Carl R. Smits // Cedar Lake, Ind.
As I watched the proceedings of Synod 2023, I found it hard to recognize the church I thought I knew. While I was growing up, my church taught me that “while we were yet sinners, Christ died for us.” This synod tried to teach me that unless we are already pure, we are not acceptable to the church. What a change in perspective! I hope we realize that if we try to purge all the sinners out of the church we will not have any people left to be the church.
Ellen Hamilton // Grandville, Mich.
The Synod 2023 debate on same-sex marriage made clear that the conservative majority intends to prevent its confessional dictate from ever being challenged, permanently requiring that every church officebearer not only accept but agree with the majority position. But the majority did not answer a second question I have about its intentions: Does it want to force out every Christian Reformed Church member who disagrees, or will it be satisfied with denying us all decision-making authority forever?
James Leunk // Rochester, N.Y.
Had this synod been around to advise Amos, the book of Amos would likely read very differently (“Synod Urges ‘Discretion’ in CRCNA Communications on Social, Political Issues,” July/August 2023). When Amos addressed these leaders about social justice, he did not mince words. … If the church wants to prove itself relevant in today’s world, perhaps it should take a lesson from Amos and speak plainly and assertively about issues that have social and political dimensions. The church hasn’t been bashful about abortion and same-sex marriage; it should be equally assertive in advocating for access to health care and equal educational opportunities for poor communities, economic inequity due to racial discrimination, and welcoming strangers in need to our shores.

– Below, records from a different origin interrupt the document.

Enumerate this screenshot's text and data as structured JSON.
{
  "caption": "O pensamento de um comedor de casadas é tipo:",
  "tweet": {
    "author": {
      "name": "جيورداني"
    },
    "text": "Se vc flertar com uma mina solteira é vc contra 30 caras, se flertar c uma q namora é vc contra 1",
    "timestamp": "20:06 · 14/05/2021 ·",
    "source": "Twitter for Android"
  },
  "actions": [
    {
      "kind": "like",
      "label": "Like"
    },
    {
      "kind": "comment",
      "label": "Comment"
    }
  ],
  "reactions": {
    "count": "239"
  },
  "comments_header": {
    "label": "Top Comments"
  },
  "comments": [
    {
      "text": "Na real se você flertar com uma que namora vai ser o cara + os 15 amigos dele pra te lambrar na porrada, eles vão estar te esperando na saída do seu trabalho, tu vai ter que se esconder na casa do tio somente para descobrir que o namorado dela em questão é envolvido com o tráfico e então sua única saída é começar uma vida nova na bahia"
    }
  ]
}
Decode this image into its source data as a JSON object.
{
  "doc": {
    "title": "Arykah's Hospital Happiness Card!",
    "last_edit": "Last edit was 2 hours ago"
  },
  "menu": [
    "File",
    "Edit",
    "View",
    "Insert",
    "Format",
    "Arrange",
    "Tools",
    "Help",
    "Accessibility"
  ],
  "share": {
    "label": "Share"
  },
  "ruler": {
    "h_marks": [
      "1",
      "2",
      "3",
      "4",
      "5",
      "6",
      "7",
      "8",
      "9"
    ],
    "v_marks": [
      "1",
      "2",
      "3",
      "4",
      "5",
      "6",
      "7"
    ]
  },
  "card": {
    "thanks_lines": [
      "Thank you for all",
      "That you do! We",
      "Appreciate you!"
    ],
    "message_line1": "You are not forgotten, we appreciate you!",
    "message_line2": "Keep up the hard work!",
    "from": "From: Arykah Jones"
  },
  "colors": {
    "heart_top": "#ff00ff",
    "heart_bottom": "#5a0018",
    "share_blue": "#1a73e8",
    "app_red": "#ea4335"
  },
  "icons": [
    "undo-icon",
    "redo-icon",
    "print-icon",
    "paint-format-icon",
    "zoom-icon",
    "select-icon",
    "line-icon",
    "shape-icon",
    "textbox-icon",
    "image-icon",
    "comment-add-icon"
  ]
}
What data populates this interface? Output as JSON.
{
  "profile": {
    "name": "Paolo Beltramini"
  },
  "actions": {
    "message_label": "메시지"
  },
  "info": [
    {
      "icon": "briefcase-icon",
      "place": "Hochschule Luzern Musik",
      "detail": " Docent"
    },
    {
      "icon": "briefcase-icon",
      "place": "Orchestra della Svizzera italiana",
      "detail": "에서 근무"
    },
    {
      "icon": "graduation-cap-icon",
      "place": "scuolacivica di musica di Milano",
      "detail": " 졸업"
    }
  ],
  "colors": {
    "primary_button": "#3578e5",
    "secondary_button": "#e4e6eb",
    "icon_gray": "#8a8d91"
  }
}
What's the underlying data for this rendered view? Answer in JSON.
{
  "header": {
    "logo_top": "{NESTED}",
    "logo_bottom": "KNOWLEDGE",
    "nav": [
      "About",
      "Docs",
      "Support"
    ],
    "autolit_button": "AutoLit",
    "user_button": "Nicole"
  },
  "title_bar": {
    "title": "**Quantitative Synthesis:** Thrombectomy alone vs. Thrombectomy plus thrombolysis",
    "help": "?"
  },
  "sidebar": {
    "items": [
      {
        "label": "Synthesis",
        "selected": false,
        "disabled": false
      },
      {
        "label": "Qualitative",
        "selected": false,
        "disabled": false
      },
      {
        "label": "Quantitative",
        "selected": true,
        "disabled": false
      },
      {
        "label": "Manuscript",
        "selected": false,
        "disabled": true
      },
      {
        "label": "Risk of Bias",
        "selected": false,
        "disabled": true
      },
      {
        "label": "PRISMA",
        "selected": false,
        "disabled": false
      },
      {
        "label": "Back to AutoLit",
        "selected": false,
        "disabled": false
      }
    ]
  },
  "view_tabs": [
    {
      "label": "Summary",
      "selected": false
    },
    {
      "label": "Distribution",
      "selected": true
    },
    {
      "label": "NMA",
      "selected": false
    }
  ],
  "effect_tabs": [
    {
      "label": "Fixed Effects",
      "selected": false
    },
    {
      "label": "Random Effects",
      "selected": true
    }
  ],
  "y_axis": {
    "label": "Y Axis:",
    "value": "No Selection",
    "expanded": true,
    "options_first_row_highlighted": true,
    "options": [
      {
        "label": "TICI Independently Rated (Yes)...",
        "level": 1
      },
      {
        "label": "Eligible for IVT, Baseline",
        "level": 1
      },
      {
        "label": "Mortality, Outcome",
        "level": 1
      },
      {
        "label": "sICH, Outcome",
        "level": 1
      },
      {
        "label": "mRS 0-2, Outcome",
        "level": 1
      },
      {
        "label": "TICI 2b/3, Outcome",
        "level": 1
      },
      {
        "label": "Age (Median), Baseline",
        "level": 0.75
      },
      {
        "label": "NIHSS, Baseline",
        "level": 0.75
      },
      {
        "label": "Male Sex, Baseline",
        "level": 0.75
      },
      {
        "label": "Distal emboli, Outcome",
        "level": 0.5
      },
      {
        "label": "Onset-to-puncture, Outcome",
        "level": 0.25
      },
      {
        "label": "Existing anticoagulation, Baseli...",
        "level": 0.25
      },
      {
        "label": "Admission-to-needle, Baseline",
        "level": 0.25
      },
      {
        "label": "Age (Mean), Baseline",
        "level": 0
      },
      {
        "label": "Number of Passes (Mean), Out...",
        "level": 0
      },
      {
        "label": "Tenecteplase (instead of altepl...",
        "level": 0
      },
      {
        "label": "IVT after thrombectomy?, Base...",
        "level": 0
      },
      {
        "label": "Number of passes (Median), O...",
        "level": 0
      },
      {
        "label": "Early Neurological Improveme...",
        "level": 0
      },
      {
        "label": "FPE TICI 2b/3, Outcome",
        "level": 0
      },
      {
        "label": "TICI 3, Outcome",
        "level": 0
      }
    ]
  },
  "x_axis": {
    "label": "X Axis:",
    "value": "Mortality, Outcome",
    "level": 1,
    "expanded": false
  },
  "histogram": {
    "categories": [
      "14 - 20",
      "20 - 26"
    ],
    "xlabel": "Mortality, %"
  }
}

Frank Barefield // Holland, Mich.
What Is Unity?
I so resonate with Ron Polinder’s Vantage Point, “Will We Ever Learn What Unity Means?” (May 2023). He writes, “Synod 2022’s decision to make a traditional view of human sexuality ‘confessional’ is what creates the greatest threat to our unity.” We are faced with a brand-new reality: legally sanctioned same-sex covenanted relationships. It’s understandable that we differ in how to interpret Scripture, since it does not and could not directly address this 21st-century phenomenon. But it does directly address the sin of turning differences into divisions: “Make every effort to keep the unity of the Spirit through the bond of peace. There is one body and one Spirit …” (Eph. 4:3). Ron is my kind of “right-winger.” He knows that churches, like airplanes, fly best on both a right and a left wing.
Bob De Moor // Edmonton, Alta.
Unity should not be the goal; it should be scriptural unity (“Will We Ever Learn What Unity Means?” May 2023). The Bible is very clear that the Lord’s purpose for his human creation was that of a permanent, monogamous marriage between one man and one woman (Gen. 1:26-28; 2:21-24; Matt. 19:3-6). Synod 2022 and 2023’s decisions rightly affirmed that biblical truth. Unity to me means that we all believe and agree with the Bible (“sola scriptura”). To have true scriptural unity, all members of the CRCNA’s agencies, ministries, boards, broader assemblies, and other entities should “affirm, without reservation, all the doctrines and beliefs of the CRCNA” (Classis Central Plains’s overture, p. 17, May 2023 Banner).
Carmen Reitsma // New Sharon, Iowa